> What this task involves
Start to finish, print the entries exactly, and carry none of the pictures over.
------------------------------------------------
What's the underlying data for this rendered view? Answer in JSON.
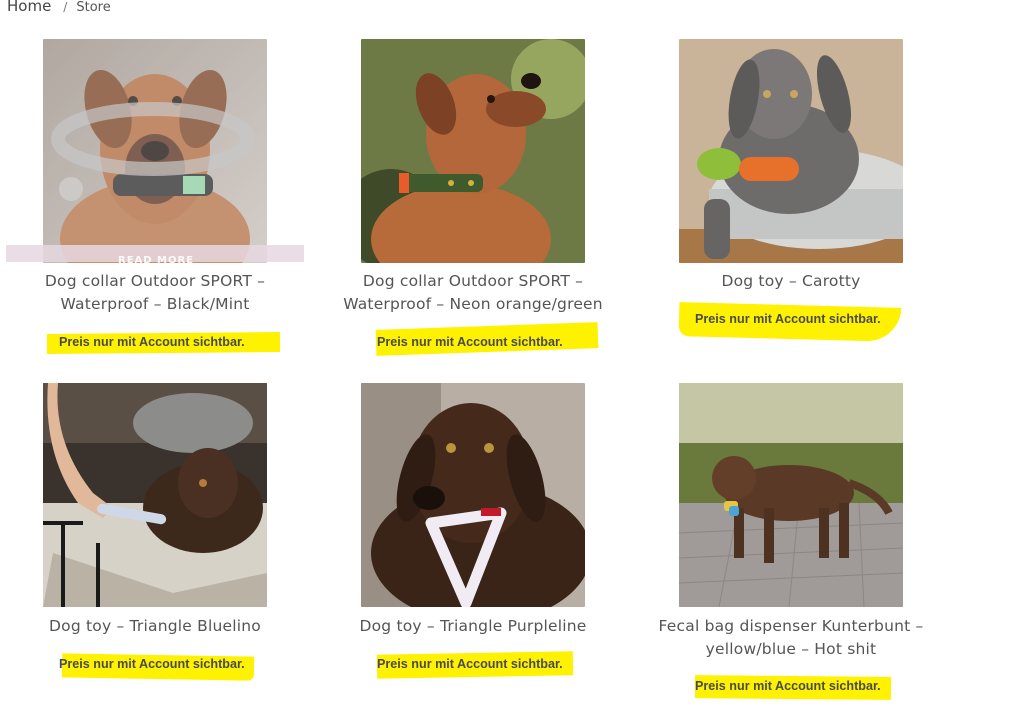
{
  "breadcrumb": {
    "home": "Home",
    "separator": "/",
    "current": "Store"
  },
  "overlay": {
    "read_more": "READ MORE"
  },
  "products": [
    {
      "title_line1": "Dog collar Outdoor SPORT –",
      "title_line2": "Waterproof – Black/Mint",
      "price_note": "Preis nur mit Account sichtbar.",
      "image": "rhodesian-ridgeback-black-collar"
    },
    {
      "title_line1": "Dog collar Outdoor SPORT –",
      "title_line2": "Waterproof – Neon orange/green",
      "price_note": "Preis nur mit Account sichtbar.",
      "image": "rhodesian-ridgeback-green-collar"
    },
    {
      "title_line1": "Dog toy – Carotty",
      "title_line2": "",
      "price_note": "Preis nur mit Account sichtbar.",
      "image": "weimaraner-puppy-carrot-toy"
    },
    {
      "title_line1": "Dog toy – Triangle Bluelino",
      "title_line2": "",
      "price_note": "Preis nur mit Account sichtbar.",
      "image": "labrador-triangle-blue"
    },
    {
      "title_line1": "Dog toy – Triangle Purpleline",
      "title_line2": "",
      "price_note": "Preis nur mit Account sichtbar.",
      "image": "labrador-triangle-purple"
    },
    {
      "title_line1": "Fecal bag dispenser Kunterbunt –",
      "title_line2": "yellow/blue – Hot shit",
      "price_note": "Preis nur mit Account sichtbar.",
      "image": "labrador-puppy-bag-dispenser"
    }
  ],
  "colors": {
    "highlight": "#fff200",
    "text": "#555555"
  }
}
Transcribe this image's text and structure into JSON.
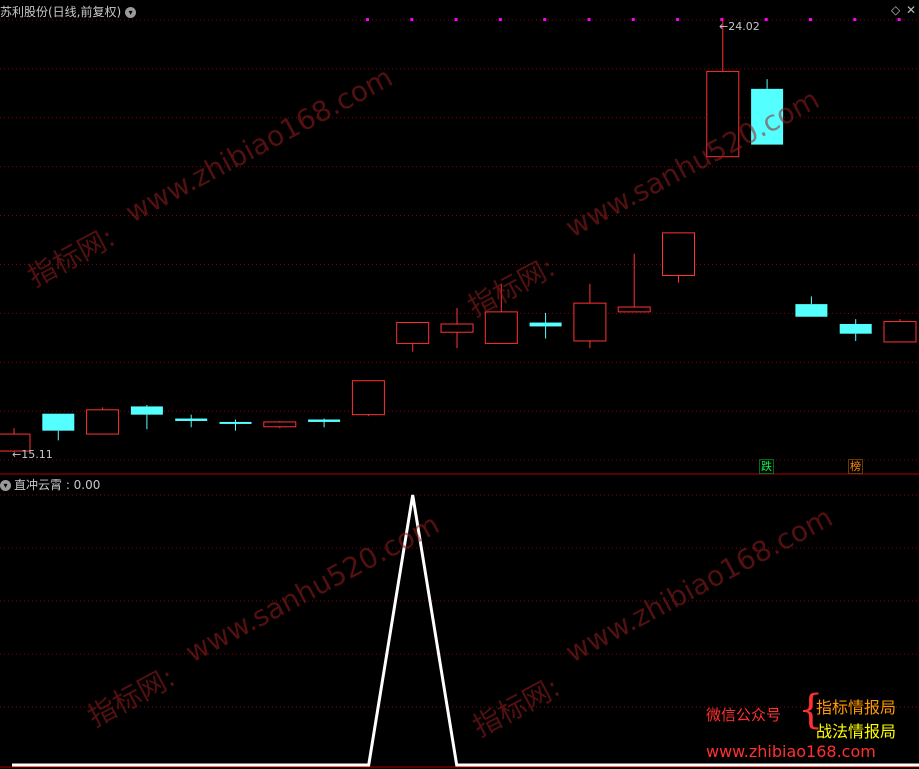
{
  "main_panel": {
    "title": "苏利股份(日线,前复权)",
    "high_label": "24.02",
    "low_label": "15.11",
    "badges": [
      {
        "text": "跌",
        "color": "#00ff44"
      },
      {
        "text": "榜",
        "color": "#ff8c00"
      }
    ]
  },
  "indicator_panel": {
    "title": "直冲云霄 : 0.00"
  },
  "watermarks": [
    "www.zhibiao168.com",
    "www.sanhu520.com",
    "指标网:"
  ],
  "promo": {
    "wechat": "微信公众号",
    "name1": "指标情报局",
    "name2": "战法情报局",
    "site": "www.zhibiao168.com"
  },
  "colors": {
    "up": "#ff3232",
    "down": "#54ffff",
    "grid": "#8b0000",
    "signal": "#ffffff",
    "marker": "#ff00ff"
  },
  "chart_data": {
    "type": "candlestick",
    "price_range": [
      15.11,
      24.02
    ],
    "candles": [
      {
        "o": 15.13,
        "c": 15.48,
        "h": 15.6,
        "l": 15.11
      },
      {
        "o": 15.9,
        "c": 15.55,
        "h": 15.9,
        "l": 15.35
      },
      {
        "o": 15.48,
        "c": 15.98,
        "h": 16.03,
        "l": 15.48
      },
      {
        "o": 16.05,
        "c": 15.88,
        "h": 16.08,
        "l": 15.58
      },
      {
        "o": 15.8,
        "c": 15.75,
        "h": 15.88,
        "l": 15.62
      },
      {
        "o": 15.73,
        "c": 15.7,
        "h": 15.78,
        "l": 15.55
      },
      {
        "o": 15.63,
        "c": 15.73,
        "h": 15.75,
        "l": 15.6
      },
      {
        "o": 15.78,
        "c": 15.73,
        "h": 15.8,
        "l": 15.62
      },
      {
        "o": 15.88,
        "c": 16.58,
        "h": 16.58,
        "l": 15.85
      },
      {
        "o": 17.35,
        "c": 17.78,
        "h": 17.78,
        "l": 17.18
      },
      {
        "o": 17.58,
        "c": 17.75,
        "h": 18.08,
        "l": 17.25
      },
      {
        "o": 17.35,
        "c": 18.0,
        "h": 18.58,
        "l": 17.35
      },
      {
        "o": 17.78,
        "c": 17.7,
        "h": 17.98,
        "l": 17.45
      },
      {
        "o": 17.4,
        "c": 18.18,
        "h": 18.58,
        "l": 17.25
      },
      {
        "o": 18.0,
        "c": 18.1,
        "h": 19.2,
        "l": 18.0
      },
      {
        "o": 18.75,
        "c": 19.63,
        "h": 19.63,
        "l": 18.6
      },
      {
        "o": 21.2,
        "c": 22.96,
        "h": 24.02,
        "l": 21.2
      },
      {
        "o": 22.6,
        "c": 21.45,
        "h": 22.8,
        "l": 21.45
      },
      {
        "o": 18.16,
        "c": 17.9,
        "h": 18.32,
        "l": 17.9
      },
      {
        "o": 17.75,
        "c": 17.55,
        "h": 17.85,
        "l": 17.4
      },
      {
        "o": 17.38,
        "c": 17.8,
        "h": 17.85,
        "l": 17.38
      }
    ],
    "signal_series": {
      "name": "直冲云霄",
      "values": [
        0,
        0,
        0,
        0,
        0,
        0,
        0,
        0,
        0,
        1,
        0,
        0,
        0,
        0,
        0,
        0,
        0,
        0,
        0,
        0,
        0
      ],
      "range": [
        0,
        1
      ]
    }
  }
}
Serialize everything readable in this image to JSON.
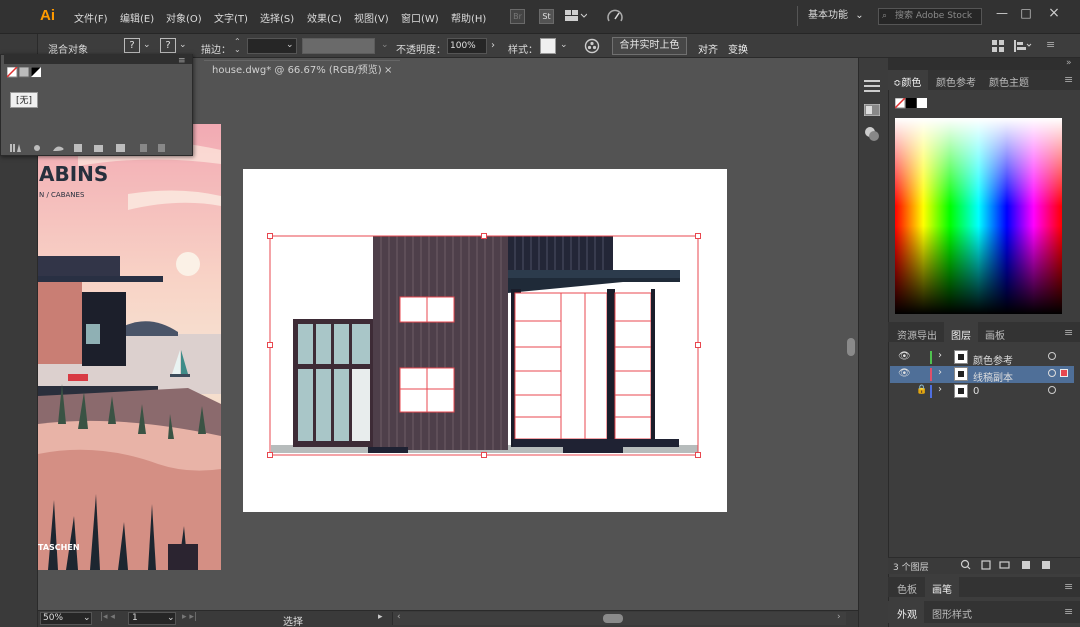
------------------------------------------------
> Written response
What's the underlying data for this rendered view? Answer in JSON.
{
  "breadcrumb": {
    "home": "Home",
    "separator": "/",
    "current": "Store"
  },
  "overlay": {
    "read_more": "READ MORE"
  },
  "products": [
    {
      "title_line1": "Dog collar Outdoor SPORT –",
      "title_line2": "Waterproof – Black/Mint",
      "price_note": "Preis nur mit Account sichtbar.",
      "image": "rhodesian-ridgeback-black-collar"
    },
    {
      "title_line1": "Dog collar Outdoor SPORT –",
      "title_line2": "Waterproof – Neon orange/green",
      "price_note": "Preis nur mit Account sichtbar.",
      "image": "rhodesian-ridgeback-green-collar"
    },
    {
      "title_line1": "Dog toy – Carotty",
      "title_line2": "",
      "price_note": "Preis nur mit Account sichtbar.",
      "image": "weimaraner-puppy-carrot-toy"
    },
    {
      "title_line1": "Dog toy – Triangle Bluelino",
      "title_line2": "",
      "price_note": "Preis nur mit Account sichtbar.",
      "image": "labrador-triangle-blue"
    },
    {
      "title_line1": "Dog toy – Triangle Purpleline",
      "title_line2": "",
      "price_note": "Preis nur mit Account sichtbar.",
      "image": "labrador-triangle-purple"
    },
    {
      "title_line1": "Fecal bag dispenser Kunterbunt –",
      "title_line2": "yellow/blue – Hot shit",
      "price_note": "Preis nur mit Account sichtbar.",
      "image": "labrador-puppy-bag-dispenser"
    }
  ],
  "colors": {
    "highlight": "#fff200",
    "text": "#555555"
  }
}
Transcribe this image's text and structure into JSON.
{
  "main_panel": {
    "title": "苏利股份(日线,前复权)",
    "high_label": "24.02",
    "low_label": "15.11",
    "badges": [
      {
        "text": "跌",
        "color": "#00ff44"
      },
      {
        "text": "榜",
        "color": "#ff8c00"
      }
    ]
  },
  "indicator_panel": {
    "title": "直冲云霄 : 0.00"
  },
  "watermarks": [
    "www.zhibiao168.com",
    "www.sanhu520.com",
    "指标网:"
  ],
  "promo": {
    "wechat": "微信公众号",
    "name1": "指标情报局",
    "name2": "战法情报局",
    "site": "www.zhibiao168.com"
  },
  "colors": {
    "up": "#ff3232",
    "down": "#54ffff",
    "grid": "#8b0000",
    "signal": "#ffffff",
    "marker": "#ff00ff"
  },
  "chart_data": {
    "type": "candlestick",
    "price_range": [
      15.11,
      24.02
    ],
    "candles": [
      {
        "o": 15.13,
        "c": 15.48,
        "h": 15.6,
        "l": 15.11
      },
      {
        "o": 15.9,
        "c": 15.55,
        "h": 15.9,
        "l": 15.35
      },
      {
        "o": 15.48,
        "c": 15.98,
        "h": 16.03,
        "l": 15.48
      },
      {
        "o": 16.05,
        "c": 15.88,
        "h": 16.08,
        "l": 15.58
      },
      {
        "o": 15.8,
        "c": 15.75,
        "h": 15.88,
        "l": 15.62
      },
      {
        "o": 15.73,
        "c": 15.7,
        "h": 15.78,
        "l": 15.55
      },
      {
        "o": 15.63,
        "c": 15.73,
        "h": 15.75,
        "l": 15.6
      },
      {
        "o": 15.78,
        "c": 15.73,
        "h": 15.8,
        "l": 15.62
      },
      {
        "o": 15.88,
        "c": 16.58,
        "h": 16.58,
        "l": 15.85
      },
      {
        "o": 17.35,
        "c": 17.78,
        "h": 17.78,
        "l": 17.18
      },
      {
        "o": 17.58,
        "c": 17.75,
        "h": 18.08,
        "l": 17.25
      },
      {
        "o": 17.35,
        "c": 18.0,
        "h": 18.58,
        "l": 17.35
      },
      {
        "o": 17.78,
        "c": 17.7,
        "h": 17.98,
        "l": 17.45
      },
      {
        "o": 17.4,
        "c": 18.18,
        "h": 18.58,
        "l": 17.25
      },
      {
        "o": 18.0,
        "c": 18.1,
        "h": 19.2,
        "l": 18.0
      },
      {
        "o": 18.75,
        "c": 19.63,
        "h": 19.63,
        "l": 18.6
      },
      {
        "o": 21.2,
        "c": 22.96,
        "h": 24.02,
        "l": 21.2
      },
      {
        "o": 22.6,
        "c": 21.45,
        "h": 22.8,
        "l": 21.45
      },
      {
        "o": 18.16,
        "c": 17.9,
        "h": 18.32,
        "l": 17.9
      },
      {
        "o": 17.75,
        "c": 17.55,
        "h": 17.85,
        "l": 17.4
      },
      {
        "o": 17.38,
        "c": 17.8,
        "h": 17.85,
        "l": 17.38
      }
    ],
    "signal_series": {
      "name": "直冲云霄",
      "values": [
        0,
        0,
        0,
        0,
        0,
        0,
        0,
        0,
        0,
        1,
        0,
        0,
        0,
        0,
        0,
        0,
        0,
        0,
        0,
        0,
        0
      ],
      "range": [
        0,
        1
      ]
    }
  }
}
Serialize everything readable in this image to JSON.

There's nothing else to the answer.